Saturday, December 24, 2011

Why We Lie

In 1995 I traveled to the University of California, Santa Barbara, for the annual meeting of the Human Behavior and Evolution Society, which turned out to be a pep rally for psychologists, anthropologists and others who view humanity through the lens of evolutionary theory. Attendees heard Darwinian takes on lust, love, infidelity, status-seeking, mental illness, violence, patriotism, politics, economics and religion, as well as keynote addresses from such luminaries as Richard Dawkins and Steven Pinker.

The most influential thinker there, arguably, was a scruffily bearded fellow, wearing sunglasses and a knitted cap, who never gave a talk. He lurked around the margins of the conference; at one point I spotted him puffing a joint outside a meeting hall. This, at any rate, is how I remember Robert Trivers, although as he points out in “The Folly of Fools,” memory often tricks us. He also confesses to being a pothead, so I’m pretty sure my recollection is accurate.

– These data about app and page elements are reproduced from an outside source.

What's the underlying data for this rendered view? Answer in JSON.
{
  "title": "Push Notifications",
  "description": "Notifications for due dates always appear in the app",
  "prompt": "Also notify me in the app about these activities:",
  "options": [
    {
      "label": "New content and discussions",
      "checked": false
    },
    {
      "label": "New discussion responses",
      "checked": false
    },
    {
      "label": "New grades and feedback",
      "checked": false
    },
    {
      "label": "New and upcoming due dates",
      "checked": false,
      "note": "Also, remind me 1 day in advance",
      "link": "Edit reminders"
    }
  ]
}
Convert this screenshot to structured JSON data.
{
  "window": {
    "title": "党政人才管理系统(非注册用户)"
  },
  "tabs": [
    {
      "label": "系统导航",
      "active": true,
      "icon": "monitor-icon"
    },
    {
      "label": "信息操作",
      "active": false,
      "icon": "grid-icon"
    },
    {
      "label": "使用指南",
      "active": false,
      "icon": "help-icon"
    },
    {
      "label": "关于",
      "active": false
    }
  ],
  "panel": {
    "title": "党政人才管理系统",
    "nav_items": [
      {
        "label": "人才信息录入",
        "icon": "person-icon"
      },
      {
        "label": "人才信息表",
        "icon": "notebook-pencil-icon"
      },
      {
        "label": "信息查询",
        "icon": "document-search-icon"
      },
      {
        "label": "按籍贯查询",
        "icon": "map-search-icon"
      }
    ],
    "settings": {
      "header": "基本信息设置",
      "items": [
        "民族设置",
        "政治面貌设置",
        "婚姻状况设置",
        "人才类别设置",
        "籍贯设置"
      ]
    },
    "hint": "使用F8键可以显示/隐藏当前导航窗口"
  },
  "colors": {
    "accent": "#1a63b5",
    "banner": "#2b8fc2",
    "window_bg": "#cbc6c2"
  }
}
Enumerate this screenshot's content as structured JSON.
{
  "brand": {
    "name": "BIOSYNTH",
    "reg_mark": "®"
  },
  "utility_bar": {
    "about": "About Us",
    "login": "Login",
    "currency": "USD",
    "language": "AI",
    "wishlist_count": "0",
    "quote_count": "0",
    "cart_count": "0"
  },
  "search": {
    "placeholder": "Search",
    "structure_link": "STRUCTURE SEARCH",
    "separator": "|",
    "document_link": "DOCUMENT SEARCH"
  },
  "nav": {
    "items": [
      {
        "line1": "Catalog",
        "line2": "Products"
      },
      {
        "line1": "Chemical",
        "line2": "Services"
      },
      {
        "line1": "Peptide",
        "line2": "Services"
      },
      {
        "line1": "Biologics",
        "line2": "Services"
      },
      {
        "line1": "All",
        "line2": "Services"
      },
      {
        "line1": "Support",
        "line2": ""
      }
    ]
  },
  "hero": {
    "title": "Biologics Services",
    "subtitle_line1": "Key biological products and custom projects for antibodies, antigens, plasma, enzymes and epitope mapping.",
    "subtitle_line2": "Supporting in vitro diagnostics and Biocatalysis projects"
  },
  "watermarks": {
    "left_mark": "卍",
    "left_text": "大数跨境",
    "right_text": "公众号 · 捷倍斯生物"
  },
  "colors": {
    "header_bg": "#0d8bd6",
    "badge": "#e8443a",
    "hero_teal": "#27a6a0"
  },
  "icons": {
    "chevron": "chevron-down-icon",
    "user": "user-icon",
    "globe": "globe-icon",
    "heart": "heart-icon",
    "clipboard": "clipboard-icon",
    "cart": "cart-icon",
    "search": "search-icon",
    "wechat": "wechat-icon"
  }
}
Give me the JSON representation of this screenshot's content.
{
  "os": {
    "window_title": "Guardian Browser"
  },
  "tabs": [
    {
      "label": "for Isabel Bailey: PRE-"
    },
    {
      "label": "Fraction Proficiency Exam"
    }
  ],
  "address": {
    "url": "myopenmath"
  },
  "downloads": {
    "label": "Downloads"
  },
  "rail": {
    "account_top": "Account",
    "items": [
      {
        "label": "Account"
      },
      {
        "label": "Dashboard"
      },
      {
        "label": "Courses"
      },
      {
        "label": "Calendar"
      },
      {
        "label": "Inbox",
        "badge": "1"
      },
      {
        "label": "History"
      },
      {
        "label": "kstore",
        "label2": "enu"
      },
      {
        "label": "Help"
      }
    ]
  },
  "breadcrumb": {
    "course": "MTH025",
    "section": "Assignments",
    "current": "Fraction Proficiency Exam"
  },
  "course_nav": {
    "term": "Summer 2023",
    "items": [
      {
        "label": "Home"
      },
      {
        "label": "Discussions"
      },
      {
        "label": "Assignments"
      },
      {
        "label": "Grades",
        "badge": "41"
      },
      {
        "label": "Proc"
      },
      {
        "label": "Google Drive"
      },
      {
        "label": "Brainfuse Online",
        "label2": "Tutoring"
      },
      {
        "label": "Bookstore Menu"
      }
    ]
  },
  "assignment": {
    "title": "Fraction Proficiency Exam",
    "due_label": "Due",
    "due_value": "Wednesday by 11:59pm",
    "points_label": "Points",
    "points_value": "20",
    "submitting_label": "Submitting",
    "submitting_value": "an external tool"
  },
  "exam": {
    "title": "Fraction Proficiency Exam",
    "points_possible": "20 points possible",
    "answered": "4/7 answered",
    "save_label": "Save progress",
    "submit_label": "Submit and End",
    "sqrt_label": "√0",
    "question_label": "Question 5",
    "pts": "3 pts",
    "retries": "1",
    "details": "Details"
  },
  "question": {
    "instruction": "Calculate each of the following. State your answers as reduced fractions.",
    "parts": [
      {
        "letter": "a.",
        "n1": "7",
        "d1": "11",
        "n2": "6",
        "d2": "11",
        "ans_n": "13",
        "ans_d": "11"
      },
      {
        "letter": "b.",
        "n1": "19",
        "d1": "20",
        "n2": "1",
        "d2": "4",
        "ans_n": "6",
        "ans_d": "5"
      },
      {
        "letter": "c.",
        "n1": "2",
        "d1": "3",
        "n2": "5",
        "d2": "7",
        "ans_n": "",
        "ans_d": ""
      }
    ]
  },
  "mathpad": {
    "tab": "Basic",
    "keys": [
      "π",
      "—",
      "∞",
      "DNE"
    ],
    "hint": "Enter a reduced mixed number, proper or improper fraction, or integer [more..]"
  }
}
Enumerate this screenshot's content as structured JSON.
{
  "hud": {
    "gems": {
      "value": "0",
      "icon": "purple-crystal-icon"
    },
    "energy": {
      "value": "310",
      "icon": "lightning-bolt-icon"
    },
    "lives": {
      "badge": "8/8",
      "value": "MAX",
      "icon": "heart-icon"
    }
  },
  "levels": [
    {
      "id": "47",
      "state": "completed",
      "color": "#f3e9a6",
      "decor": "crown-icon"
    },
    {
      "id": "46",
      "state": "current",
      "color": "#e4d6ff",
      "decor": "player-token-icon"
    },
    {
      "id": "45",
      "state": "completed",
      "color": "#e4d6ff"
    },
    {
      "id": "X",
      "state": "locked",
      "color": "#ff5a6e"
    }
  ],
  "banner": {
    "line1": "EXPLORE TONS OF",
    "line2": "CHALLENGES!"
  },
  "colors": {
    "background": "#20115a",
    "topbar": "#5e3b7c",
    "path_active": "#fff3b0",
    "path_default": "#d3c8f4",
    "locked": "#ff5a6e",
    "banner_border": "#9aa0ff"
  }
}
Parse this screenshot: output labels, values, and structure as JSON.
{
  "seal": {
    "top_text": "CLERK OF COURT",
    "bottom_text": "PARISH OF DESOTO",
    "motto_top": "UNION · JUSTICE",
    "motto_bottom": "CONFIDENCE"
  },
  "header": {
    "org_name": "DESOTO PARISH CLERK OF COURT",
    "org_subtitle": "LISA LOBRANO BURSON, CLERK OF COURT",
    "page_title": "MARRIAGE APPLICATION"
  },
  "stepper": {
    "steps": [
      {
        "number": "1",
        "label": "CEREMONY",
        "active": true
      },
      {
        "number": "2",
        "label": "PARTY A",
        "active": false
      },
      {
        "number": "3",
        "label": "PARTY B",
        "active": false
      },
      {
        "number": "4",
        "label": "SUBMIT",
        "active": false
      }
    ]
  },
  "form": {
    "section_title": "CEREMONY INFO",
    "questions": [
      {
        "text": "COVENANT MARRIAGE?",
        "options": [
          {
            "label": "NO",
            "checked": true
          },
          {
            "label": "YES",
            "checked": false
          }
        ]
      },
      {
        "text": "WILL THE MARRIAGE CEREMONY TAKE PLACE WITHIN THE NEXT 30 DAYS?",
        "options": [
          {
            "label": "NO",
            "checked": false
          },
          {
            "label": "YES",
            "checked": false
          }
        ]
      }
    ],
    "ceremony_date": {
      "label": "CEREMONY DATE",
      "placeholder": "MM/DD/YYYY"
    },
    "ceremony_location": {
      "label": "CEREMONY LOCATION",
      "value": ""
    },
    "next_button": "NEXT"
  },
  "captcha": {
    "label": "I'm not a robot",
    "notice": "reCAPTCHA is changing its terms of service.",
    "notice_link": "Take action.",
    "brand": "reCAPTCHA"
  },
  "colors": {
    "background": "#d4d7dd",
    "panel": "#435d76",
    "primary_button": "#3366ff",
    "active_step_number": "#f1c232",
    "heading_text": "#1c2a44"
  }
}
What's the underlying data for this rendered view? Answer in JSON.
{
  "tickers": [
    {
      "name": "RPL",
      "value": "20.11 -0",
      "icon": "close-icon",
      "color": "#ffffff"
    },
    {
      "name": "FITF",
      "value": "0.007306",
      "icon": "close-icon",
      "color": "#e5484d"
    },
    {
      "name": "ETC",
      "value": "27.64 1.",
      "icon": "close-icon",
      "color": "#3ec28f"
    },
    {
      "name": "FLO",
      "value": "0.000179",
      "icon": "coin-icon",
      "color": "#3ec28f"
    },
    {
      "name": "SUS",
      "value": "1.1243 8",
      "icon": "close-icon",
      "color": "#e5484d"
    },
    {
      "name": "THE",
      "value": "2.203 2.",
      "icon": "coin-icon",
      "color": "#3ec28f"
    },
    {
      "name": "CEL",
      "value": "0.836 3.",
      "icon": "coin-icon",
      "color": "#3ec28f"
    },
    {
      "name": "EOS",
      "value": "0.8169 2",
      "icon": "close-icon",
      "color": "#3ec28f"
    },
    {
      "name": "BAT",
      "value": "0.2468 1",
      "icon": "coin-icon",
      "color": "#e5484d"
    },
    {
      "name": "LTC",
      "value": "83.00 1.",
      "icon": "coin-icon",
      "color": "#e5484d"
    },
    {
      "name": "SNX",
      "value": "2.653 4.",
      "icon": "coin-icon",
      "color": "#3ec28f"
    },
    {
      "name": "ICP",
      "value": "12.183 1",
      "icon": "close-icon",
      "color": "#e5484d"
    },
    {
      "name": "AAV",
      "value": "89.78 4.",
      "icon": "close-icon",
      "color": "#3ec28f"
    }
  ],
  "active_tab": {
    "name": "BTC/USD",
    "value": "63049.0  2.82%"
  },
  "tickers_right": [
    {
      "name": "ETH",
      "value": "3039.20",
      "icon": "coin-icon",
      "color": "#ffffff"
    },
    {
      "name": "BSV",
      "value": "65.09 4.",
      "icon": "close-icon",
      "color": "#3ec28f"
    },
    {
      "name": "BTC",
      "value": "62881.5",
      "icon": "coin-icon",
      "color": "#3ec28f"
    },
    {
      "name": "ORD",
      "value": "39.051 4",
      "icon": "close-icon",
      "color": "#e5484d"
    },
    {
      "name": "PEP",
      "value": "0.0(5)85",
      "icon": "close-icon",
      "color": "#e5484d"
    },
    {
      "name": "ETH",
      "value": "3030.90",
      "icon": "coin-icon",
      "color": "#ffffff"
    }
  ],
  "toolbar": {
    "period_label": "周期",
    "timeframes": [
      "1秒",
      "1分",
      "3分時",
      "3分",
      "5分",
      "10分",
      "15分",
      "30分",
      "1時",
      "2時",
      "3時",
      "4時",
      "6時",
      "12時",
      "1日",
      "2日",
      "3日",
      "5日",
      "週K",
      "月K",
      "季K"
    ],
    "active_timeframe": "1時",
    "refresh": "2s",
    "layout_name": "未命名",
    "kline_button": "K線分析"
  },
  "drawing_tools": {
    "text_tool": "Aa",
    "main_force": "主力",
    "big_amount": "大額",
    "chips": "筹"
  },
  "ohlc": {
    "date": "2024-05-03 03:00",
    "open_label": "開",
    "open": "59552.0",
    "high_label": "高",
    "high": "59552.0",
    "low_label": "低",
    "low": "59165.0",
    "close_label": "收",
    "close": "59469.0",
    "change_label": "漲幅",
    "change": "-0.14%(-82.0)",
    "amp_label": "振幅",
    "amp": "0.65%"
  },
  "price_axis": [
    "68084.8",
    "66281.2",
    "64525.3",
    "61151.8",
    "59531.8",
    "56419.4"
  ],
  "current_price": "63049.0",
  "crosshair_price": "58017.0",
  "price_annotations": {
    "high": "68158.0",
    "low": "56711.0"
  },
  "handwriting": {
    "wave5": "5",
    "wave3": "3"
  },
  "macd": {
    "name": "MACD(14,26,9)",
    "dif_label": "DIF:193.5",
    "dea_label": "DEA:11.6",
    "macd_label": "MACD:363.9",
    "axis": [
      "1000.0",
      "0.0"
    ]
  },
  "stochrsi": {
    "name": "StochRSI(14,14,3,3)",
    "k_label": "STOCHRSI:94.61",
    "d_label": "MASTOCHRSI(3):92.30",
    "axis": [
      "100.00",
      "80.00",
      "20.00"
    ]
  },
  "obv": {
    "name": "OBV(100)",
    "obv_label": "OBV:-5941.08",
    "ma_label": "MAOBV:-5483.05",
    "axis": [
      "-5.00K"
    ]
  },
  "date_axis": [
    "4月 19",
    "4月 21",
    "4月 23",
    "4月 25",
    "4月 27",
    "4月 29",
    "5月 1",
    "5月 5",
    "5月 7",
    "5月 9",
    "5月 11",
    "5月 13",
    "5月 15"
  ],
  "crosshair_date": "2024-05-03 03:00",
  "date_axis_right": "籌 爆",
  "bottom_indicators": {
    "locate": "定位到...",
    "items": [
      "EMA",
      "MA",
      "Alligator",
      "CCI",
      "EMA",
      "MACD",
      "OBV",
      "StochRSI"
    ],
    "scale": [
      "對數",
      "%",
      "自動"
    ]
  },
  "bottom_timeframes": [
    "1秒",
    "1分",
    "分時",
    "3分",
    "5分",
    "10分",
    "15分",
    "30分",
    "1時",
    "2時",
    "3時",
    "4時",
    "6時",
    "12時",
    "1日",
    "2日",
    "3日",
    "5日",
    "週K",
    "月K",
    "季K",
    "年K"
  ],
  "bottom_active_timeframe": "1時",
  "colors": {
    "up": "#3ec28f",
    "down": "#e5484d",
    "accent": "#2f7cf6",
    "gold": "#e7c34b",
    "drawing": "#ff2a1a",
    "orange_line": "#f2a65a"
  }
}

As a Harvard graduate student in the 1970s, Trivers wrote a handful of papers showing how our genes’ relentless drive to self-replicate underpins even our most apparently magnanimous impulses. According to his theory of reciprocal altruism, we occasionally act kindly toward strangers because our ancestors — over time and in the aggregate — received a quid pro quo benefit from acts of generosity. In other papers, Trivers proposed that families roil with conflict because parents share no genes with each other and only half of their genes with children, who unless they are identical twins also have divergent genetic interests.

These concepts were popularized by others, notably Edward O. Wilson in “Sociobiology,” Dawkins in “The Selfish Gene” and Pinker in “How the Mind Works.” All have credited Trivers, whom Pinker has called “an underappreciated genius, and one of history’s greatest thinkers in the analysis of behavior and emotion.” If Trivers is not better known, that may be because he has struggled with bipolar disorder since his youth. He is also, by his own admission, an irascible anti-authoritarian, whose sharp tongue often gets him into trouble. He left Harvard in the late 1970s, eventually ending up at Rutgers. He also has a home in Jamaica.

No doubt tired of seeing others crank out well-received elaborations of his work, Trivers has finally produced a popularization of his own. His topic is deceit, with which by his own admission he has wrestled — on a personal as well as professional level — throughout his adult life. Trivers’s scope is vast, ranging from the fibs parents and children tell to manipulate one another to the “false historical narratives” political leaders foist on their citizens and the rest of the world.


Book: The Folly of Fools: The Logic of Deceit and Self-Deception in Human Life